- _TASK DESCRIPTION_
In the material below, which lines hold the word "LoveMeet"? Pick each one out.
---+---
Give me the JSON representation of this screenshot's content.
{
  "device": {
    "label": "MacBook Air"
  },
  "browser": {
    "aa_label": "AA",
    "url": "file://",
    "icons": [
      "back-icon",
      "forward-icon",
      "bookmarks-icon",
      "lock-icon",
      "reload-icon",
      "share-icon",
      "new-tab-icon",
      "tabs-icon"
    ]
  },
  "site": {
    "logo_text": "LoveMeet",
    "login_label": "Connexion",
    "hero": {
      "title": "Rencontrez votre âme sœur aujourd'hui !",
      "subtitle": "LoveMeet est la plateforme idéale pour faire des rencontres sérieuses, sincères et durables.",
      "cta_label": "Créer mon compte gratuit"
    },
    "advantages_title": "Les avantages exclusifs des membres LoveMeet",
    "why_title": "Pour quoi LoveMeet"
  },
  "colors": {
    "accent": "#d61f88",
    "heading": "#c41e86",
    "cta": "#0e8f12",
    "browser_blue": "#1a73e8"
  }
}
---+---
- _SOLUTION BELOW_
    "logo_text": "LoveMeet",
      "subtitle": "LoveMeet est la plateforme idéale pour faire des rencontres sérieuses, sincères et durables.",
    "advantages_title": "Les avantages exclusifs des membres LoveMeet",
    "why_title": "Pour quoi LoveMeet"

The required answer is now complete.